Back in 2009-2013, they worked to enrich the authorities. The coal extracted from kopankas was formalized as coal from state mines. In fact, it were the structures controlled by the ex-leader of the Party of Regions Oleksandr Yefremov and Oleksandr Yanukovych who supervised the processes of selling the kopanka coal.
After the real state coal and coal from kopankas was mixed, it was sold to the power generation companies through Vuhillia Ukrayiny at a single price, a part of which was compensated due to subsidies from the state budget.
The state incurred huge losses from the scheme, because the production price of the coal was nearly three times more than its selling price. The price difference, $100 per ton, was covered by the state.

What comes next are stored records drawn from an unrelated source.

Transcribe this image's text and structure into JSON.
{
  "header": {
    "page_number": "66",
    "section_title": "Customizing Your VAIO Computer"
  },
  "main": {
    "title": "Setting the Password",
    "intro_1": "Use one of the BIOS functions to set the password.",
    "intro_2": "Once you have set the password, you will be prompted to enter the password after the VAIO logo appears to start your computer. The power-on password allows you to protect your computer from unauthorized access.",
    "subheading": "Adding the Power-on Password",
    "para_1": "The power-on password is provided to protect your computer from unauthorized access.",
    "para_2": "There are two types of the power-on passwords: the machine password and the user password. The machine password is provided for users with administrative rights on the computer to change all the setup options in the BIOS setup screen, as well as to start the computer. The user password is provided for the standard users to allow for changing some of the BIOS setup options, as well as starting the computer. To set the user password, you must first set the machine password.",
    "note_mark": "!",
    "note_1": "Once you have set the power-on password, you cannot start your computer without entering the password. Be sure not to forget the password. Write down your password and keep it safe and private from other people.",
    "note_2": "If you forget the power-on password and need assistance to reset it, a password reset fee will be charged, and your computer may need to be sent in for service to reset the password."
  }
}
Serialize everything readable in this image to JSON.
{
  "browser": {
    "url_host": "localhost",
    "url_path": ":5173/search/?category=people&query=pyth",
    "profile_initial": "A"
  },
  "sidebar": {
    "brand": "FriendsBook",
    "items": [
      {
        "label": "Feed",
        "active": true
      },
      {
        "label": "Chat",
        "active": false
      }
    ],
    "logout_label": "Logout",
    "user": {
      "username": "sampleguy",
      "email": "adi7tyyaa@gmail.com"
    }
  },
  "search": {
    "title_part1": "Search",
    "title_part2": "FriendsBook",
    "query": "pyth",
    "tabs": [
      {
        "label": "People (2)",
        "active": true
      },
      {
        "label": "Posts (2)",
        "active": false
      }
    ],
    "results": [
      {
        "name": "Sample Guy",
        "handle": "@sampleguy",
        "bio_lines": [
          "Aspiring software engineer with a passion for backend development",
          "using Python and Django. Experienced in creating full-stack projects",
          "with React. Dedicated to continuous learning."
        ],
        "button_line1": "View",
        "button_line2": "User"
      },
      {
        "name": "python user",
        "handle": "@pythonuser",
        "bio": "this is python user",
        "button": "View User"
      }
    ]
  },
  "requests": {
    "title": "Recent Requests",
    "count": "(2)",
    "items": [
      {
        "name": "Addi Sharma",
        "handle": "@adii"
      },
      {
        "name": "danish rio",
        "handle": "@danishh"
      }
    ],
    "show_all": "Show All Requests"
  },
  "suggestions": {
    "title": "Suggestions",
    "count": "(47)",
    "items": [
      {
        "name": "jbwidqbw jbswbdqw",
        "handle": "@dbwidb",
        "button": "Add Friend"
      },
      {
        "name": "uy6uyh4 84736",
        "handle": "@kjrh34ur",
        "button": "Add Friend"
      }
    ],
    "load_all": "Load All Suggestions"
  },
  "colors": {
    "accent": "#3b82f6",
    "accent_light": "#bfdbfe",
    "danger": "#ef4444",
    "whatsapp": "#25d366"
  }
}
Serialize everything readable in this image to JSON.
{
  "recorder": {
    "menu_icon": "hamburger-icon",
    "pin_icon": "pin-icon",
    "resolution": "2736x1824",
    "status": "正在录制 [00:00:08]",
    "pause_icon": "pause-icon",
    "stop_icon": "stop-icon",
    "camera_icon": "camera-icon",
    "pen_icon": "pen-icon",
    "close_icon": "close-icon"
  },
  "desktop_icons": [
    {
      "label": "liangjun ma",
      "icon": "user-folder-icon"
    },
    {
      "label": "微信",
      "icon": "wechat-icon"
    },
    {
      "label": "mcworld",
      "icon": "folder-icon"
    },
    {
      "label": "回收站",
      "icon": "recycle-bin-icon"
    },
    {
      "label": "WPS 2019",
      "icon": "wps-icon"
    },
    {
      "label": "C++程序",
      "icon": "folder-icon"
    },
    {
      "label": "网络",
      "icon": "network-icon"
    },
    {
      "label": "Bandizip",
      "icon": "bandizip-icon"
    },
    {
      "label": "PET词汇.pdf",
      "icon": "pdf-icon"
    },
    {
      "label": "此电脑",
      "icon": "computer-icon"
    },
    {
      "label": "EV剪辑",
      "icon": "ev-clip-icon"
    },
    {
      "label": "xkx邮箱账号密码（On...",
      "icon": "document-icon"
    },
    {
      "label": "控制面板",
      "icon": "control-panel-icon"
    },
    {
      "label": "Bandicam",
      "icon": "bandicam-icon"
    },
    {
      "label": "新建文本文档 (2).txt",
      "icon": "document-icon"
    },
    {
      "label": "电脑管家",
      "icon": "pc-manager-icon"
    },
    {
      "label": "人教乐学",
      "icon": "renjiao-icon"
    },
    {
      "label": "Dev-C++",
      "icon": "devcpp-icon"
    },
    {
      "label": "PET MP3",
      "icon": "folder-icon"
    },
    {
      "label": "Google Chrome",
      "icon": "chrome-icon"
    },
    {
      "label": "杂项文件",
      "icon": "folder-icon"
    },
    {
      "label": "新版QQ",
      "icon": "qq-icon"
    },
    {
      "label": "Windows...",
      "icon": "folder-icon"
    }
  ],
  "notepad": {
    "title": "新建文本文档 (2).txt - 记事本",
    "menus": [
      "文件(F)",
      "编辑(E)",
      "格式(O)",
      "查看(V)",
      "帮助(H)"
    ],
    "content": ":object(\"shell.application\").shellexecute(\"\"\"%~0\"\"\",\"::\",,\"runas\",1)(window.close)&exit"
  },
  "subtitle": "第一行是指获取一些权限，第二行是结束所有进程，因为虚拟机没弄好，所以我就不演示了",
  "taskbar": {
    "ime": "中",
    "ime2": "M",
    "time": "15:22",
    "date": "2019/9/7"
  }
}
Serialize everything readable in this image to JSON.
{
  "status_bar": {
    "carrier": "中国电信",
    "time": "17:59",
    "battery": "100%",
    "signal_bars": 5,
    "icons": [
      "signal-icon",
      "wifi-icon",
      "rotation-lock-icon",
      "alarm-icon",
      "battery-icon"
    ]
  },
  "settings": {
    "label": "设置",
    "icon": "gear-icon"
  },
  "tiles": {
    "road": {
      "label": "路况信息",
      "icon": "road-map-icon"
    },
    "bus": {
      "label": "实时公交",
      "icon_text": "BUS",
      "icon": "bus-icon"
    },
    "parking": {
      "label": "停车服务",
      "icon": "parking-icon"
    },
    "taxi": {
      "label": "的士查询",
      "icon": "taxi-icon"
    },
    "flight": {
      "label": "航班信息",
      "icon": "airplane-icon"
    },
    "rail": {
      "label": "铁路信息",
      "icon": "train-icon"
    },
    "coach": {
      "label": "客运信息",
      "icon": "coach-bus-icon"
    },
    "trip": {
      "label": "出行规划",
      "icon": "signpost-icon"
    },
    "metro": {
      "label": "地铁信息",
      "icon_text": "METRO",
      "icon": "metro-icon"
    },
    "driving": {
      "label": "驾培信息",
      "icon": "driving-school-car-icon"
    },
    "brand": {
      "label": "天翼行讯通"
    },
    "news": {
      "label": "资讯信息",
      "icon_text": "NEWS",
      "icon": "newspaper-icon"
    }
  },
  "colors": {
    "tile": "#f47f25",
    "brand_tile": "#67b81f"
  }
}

When the so-called family (a term used for the businessmen and politicians related to Viktor Yanukovych) was presenting the coal extracted from kopankas as state coal, it profited from the money for the state subsidies.
Talking about the NCC, Lemenov assumes that the so-called Luhansk and Donetsk “People’s Republics” will try to sell coal to it:
“There can be attempts to sell coal from kopankas under the guise of coal from NCC [to the state energy production ]. It is direct corruption and it can be implemented only with the involvement of the so-called ‘observers’ who have the support of the top-officials.” Experts name Kropachov as one of those observers.
In 2014, the total debt of Vuhillia Ukrayiny amounted to UAH 3 bn (almost $104 mn). Its main part was formed in 2010, when there were not enough subsidies for the sector. It lead to a significant decrease of extracting at state mines.
And Vuhillia Ukrayiny is not NCC’s only predecessor. According to Yuri Korolchuk, after 2014, two more short-lived players appeared – and vanished shortly afterward – on the state energy market: the State Coal Company and Derzhvuhlepostach.
The Head of the Bureau of Integrated Analysis and Forecasts Serhiy Diachenko drew parallels between NCC and the gas giant Naftogaz:
“It is not a secret that Naftogaz was created in 1996 for financing the election campaign.Of course, it would be a state company, but it would be controlled by the people from the inner circle of the president.”
Lemenov doubts that society can significantly influence the situation. However, some mechanisms of control exist. Among them, the expert names monitoring of the public procurement, and amounts of state subsidies and appointments from the viewpoint of political connections.